A tribute to Grace Montañez Davis; CSRC launches Chicano Moratorium 50th Anniversary Project; CSRC Press releases a new Aztlán anthology, the fall issue of Aztlán journal, and wins awards; online public programs; fellowship opportunities; and more in this month's newsletter! (Image: Autobiography without Apology, volume 7 in the Aztlán Anthology series from CSRC Press)
Through December 18, 2020, a large selection of CSRC Press books are available at 50 percent off, tax and shipping included! In addition, all Chicano Cinema and Media Arts series DVDs have been discounted to $15, tax and shipping included.
A UCLA Newsroom story on the upcoming public conversation series "10 Questions: Reckoning" hosted by the UCLA School of Arts and Architecture, mentions CSRC director Chon Noriega, who will participate in the discussion "What is Power?" on October 19.
On Full Spectrum, a blog hosted by Stanford University's Center for Comparative Race & Ethnicity, graduate fellow Marco Antonio Flores published an essay on the work of late Chicana artist Laura Aguilar. Flores cites the catalog Laura Aguilar: Show and Tell from CSRC Press.
UCLA Newsroom featured a Q&A with film professor and CSRC faculty advisory committee member Kristy Guevara-Flanagan, co-director of the documentary Aguilas, which discusses the volunteers who try to rescue missing migrants in the Sonora Desert. The film was supported in part by an Institute of American Cultures research grant from the CSRC.
1st Place: Best Cover Photo
1st Place: Best Academic-Themed Book

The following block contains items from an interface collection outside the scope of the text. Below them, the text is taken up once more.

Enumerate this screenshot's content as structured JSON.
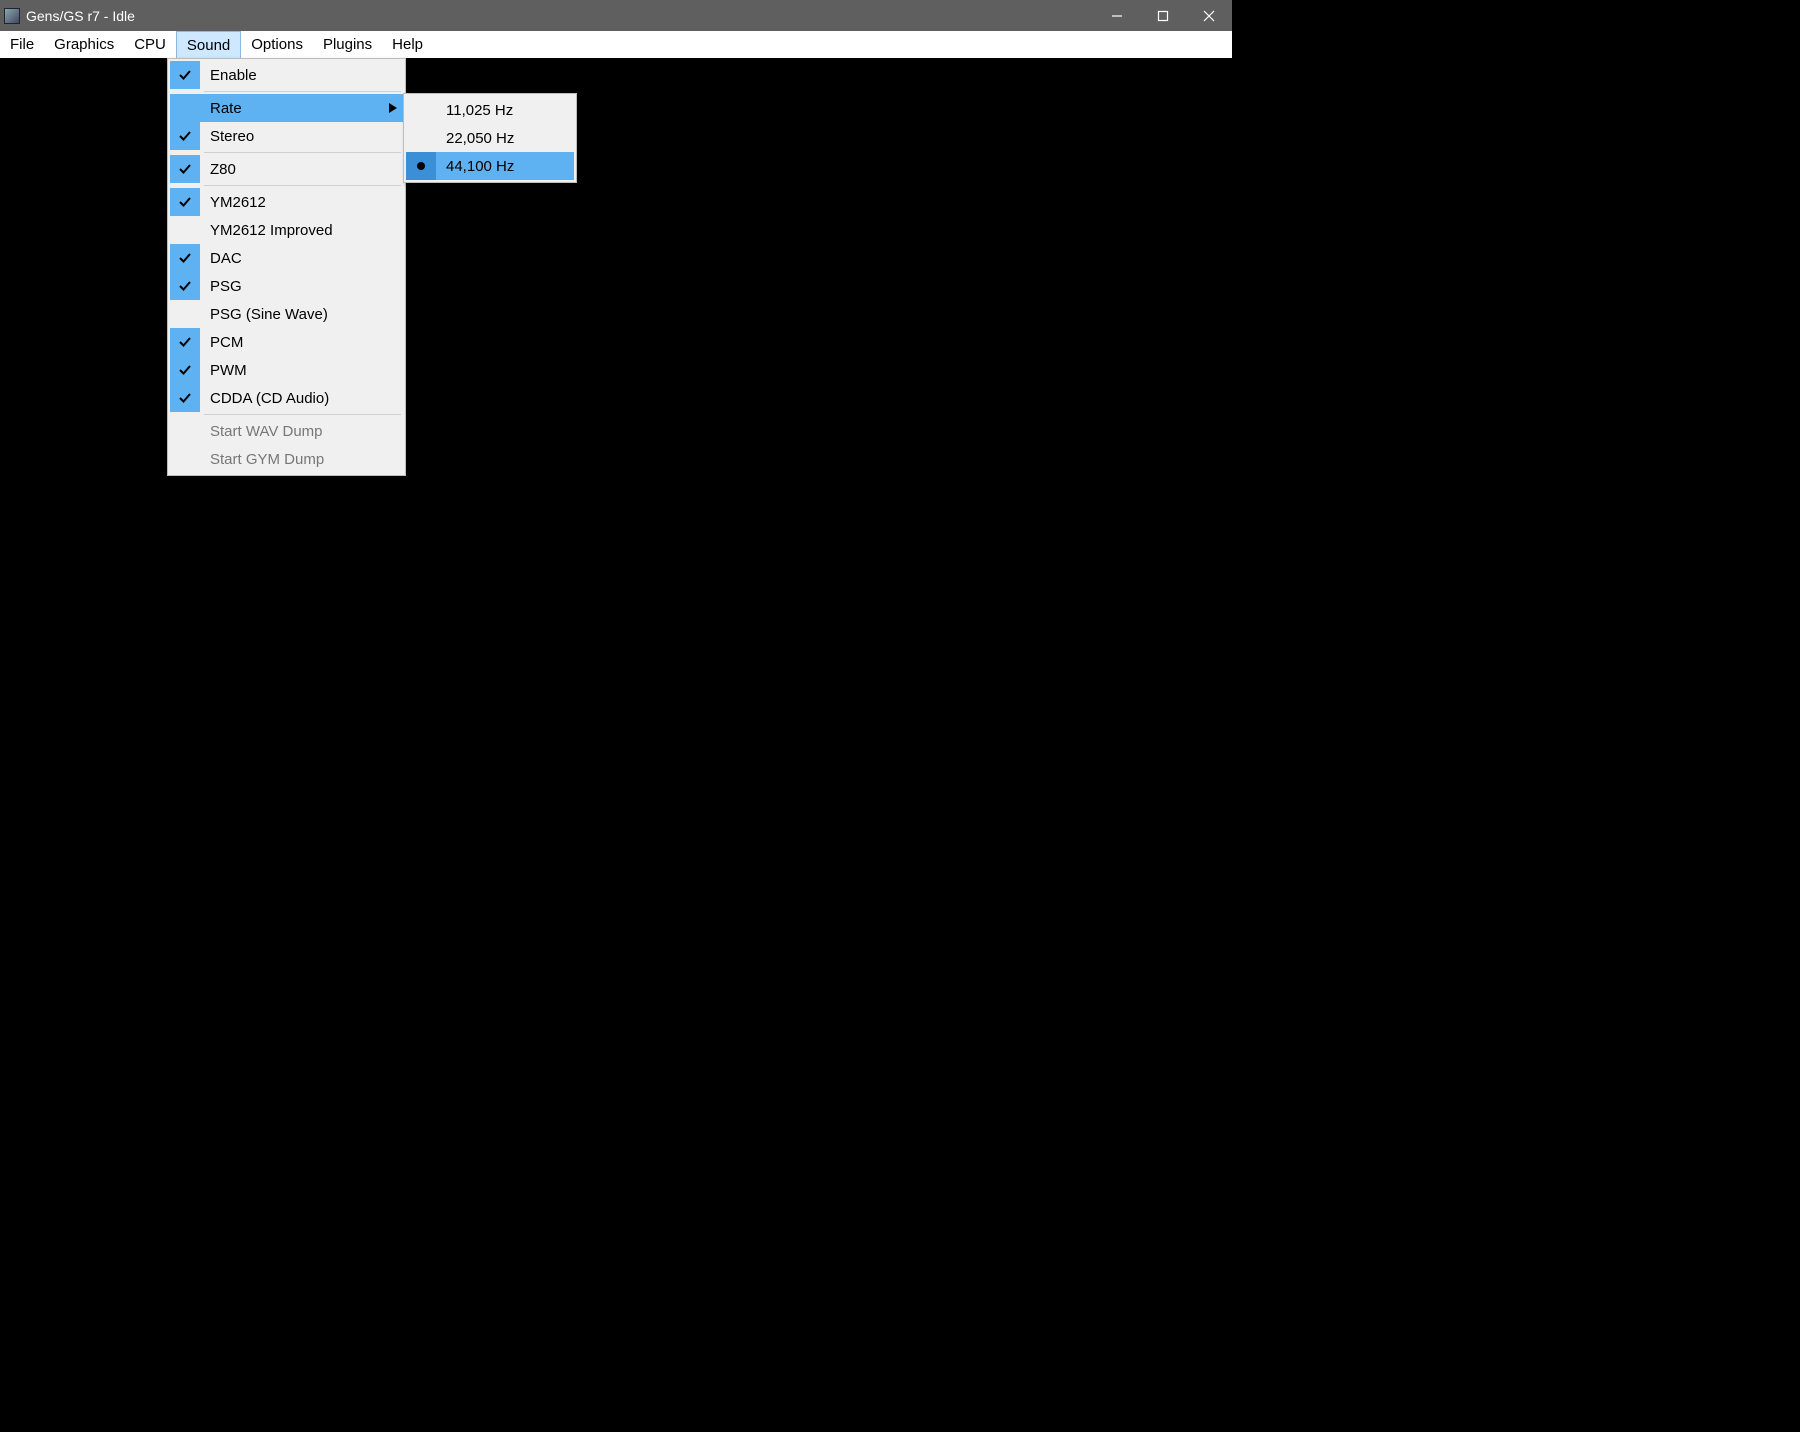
{
  "window": {
    "title": "Gens/GS r7 - Idle"
  },
  "menubar": {
    "items": [
      {
        "label": "File"
      },
      {
        "label": "Graphics"
      },
      {
        "label": "CPU"
      },
      {
        "label": "Sound"
      },
      {
        "label": "Options"
      },
      {
        "label": "Plugins"
      },
      {
        "label": "Help"
      }
    ],
    "open_index": 3
  },
  "sound_menu": {
    "enable": "Enable",
    "rate": "Rate",
    "stereo": "Stereo",
    "z80": "Z80",
    "ym2612": "YM2612",
    "ym2612_improved": "YM2612 Improved",
    "dac": "DAC",
    "psg": "PSG",
    "psg_sine": "PSG (Sine Wave)",
    "pcm": "PCM",
    "pwm": "PWM",
    "cdda": "CDDA (CD Audio)",
    "start_wav": "Start WAV Dump",
    "start_gym": "Start GYM Dump"
  },
  "rate_submenu": {
    "r0": "11,025 Hz",
    "r1": "22,050 Hz",
    "r2": "44,100 Hz"
  }
}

An announcement on the CODAworx website noted "La Raza Interactive Experience," an interactive platform featuring all of the images in the CSRC's La Raza Photograph Collection and commissioned for the La Raza exhibition at the Autry Museum of the American West, won first place for Institutional projects in the 2020 CODAawards. The awards recognize commissioned projects that integrate art into interior architectural, or public spaces.
The Los Angeles Times reported on the upcoming retirement of W. Richard West Jr., CEO of the Autry Museum of the American West. In the story, West refers to the exhibition La Raza, created in partnership with the CSRC, as an exhibition of which he is "particularly proud."

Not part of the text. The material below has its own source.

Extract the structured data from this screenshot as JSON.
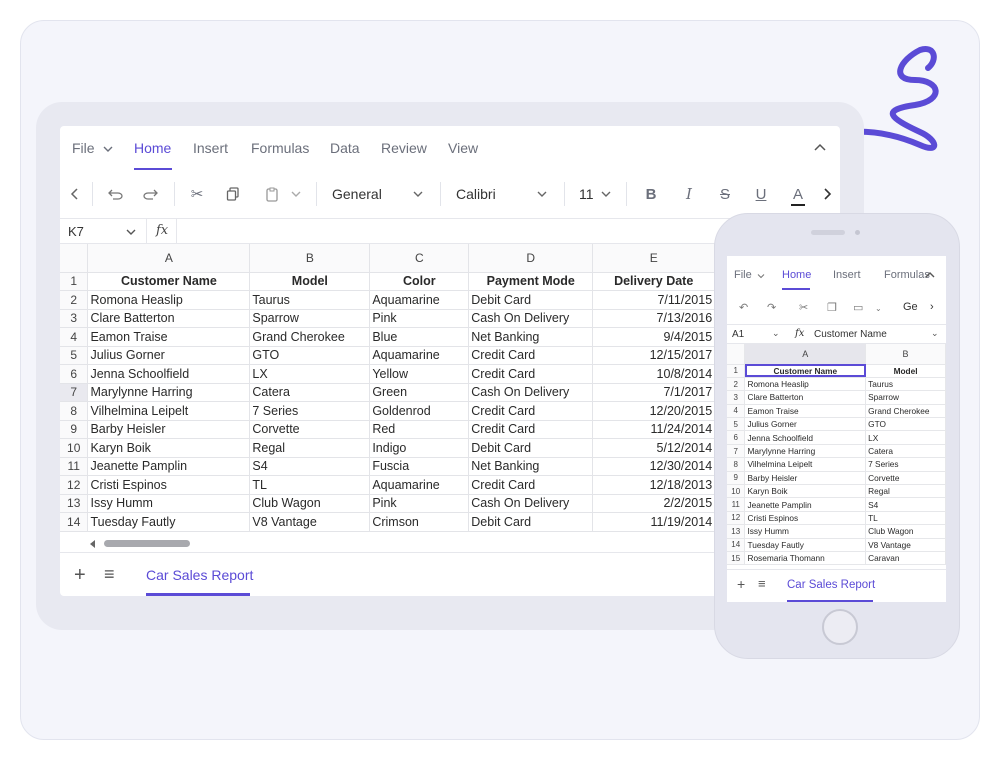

An op-ed in The New York Times about the richness of Latino culture and history in the US, and how it can be mobilized for future activism, mentioned the CSRC's La Raza Photograph Collection for its "insider view" of the 1970s Chicano power movement.
On August 29, fifty years after the National Chicano Moratorium took place in Los Angeles, the CSRC publicly launched the Chicano Moratorium 50th Anniversary Project website. The site is a free archive-based resource dedicated to the event.